%%

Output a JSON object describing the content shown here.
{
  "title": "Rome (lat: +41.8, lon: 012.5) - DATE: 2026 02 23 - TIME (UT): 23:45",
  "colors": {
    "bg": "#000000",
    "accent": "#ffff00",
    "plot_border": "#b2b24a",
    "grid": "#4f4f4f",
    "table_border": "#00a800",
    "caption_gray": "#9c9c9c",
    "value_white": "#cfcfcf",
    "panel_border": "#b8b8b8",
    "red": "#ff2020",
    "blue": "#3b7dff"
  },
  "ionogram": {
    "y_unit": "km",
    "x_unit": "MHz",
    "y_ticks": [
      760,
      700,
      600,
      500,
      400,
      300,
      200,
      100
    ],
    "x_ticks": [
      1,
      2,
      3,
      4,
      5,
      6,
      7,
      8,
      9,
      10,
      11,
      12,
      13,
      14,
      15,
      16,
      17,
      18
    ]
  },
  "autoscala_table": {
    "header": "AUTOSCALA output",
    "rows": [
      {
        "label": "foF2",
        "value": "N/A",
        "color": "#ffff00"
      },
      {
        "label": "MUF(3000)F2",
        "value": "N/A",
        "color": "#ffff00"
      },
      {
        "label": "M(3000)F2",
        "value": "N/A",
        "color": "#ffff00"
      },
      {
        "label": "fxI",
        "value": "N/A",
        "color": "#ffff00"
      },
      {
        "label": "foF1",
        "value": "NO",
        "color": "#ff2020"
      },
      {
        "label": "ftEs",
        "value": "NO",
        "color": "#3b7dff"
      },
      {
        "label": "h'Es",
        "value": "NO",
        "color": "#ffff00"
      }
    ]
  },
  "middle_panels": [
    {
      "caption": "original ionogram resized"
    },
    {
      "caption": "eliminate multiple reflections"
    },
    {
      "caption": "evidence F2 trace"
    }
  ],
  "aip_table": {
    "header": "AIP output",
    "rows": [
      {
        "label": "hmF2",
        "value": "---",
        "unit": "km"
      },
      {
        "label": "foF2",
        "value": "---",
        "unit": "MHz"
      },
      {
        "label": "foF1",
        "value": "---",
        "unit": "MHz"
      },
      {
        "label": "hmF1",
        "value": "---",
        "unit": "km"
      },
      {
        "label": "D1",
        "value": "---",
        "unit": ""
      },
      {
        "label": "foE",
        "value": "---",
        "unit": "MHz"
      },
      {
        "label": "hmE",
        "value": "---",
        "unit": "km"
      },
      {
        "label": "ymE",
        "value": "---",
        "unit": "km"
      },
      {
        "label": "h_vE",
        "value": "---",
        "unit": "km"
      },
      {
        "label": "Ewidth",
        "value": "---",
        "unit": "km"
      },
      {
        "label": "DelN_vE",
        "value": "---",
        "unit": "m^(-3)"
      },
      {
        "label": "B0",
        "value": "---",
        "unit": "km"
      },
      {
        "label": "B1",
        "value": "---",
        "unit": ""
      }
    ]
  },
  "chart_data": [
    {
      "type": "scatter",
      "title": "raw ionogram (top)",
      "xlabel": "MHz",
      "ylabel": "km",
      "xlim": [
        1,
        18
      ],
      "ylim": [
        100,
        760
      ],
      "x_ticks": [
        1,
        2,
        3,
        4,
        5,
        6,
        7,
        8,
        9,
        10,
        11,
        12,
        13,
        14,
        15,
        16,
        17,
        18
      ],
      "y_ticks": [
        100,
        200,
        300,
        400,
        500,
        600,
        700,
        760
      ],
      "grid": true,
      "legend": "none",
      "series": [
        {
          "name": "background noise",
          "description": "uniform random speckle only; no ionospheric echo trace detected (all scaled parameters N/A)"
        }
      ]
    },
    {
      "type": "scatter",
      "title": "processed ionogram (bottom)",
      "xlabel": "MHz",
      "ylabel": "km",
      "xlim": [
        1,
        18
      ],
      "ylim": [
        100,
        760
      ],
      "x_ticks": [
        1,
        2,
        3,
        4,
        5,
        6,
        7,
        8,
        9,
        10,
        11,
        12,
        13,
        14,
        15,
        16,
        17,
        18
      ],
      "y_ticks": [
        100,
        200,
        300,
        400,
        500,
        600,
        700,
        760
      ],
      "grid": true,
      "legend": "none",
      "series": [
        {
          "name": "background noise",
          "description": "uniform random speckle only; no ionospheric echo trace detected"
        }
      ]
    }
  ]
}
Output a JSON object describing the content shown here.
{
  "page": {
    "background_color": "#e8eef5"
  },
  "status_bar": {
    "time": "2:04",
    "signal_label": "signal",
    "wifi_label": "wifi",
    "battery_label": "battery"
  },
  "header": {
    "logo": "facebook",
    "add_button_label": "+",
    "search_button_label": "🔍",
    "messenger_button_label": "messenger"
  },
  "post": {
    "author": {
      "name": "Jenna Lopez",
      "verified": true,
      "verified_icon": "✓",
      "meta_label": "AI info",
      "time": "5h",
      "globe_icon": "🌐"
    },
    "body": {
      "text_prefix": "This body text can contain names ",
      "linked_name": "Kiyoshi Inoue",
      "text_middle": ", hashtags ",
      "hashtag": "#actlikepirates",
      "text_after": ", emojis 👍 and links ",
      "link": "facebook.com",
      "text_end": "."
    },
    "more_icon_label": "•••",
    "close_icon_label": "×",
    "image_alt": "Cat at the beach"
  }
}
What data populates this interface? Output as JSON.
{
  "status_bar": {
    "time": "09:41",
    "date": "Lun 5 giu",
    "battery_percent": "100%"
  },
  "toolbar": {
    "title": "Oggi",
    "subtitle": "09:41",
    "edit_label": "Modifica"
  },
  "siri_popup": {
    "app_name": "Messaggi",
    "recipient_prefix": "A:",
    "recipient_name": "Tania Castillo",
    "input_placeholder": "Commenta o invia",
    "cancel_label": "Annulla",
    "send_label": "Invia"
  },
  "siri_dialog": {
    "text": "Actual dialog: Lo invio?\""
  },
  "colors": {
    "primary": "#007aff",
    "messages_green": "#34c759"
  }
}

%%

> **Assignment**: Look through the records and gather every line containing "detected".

> **Answer area**:
          "description": "uniform random speckle only; no ionospheric echo trace detected (all scaled parameters N/A)"
          "description": "uniform random speckle only; no ionospheric echo trace detected"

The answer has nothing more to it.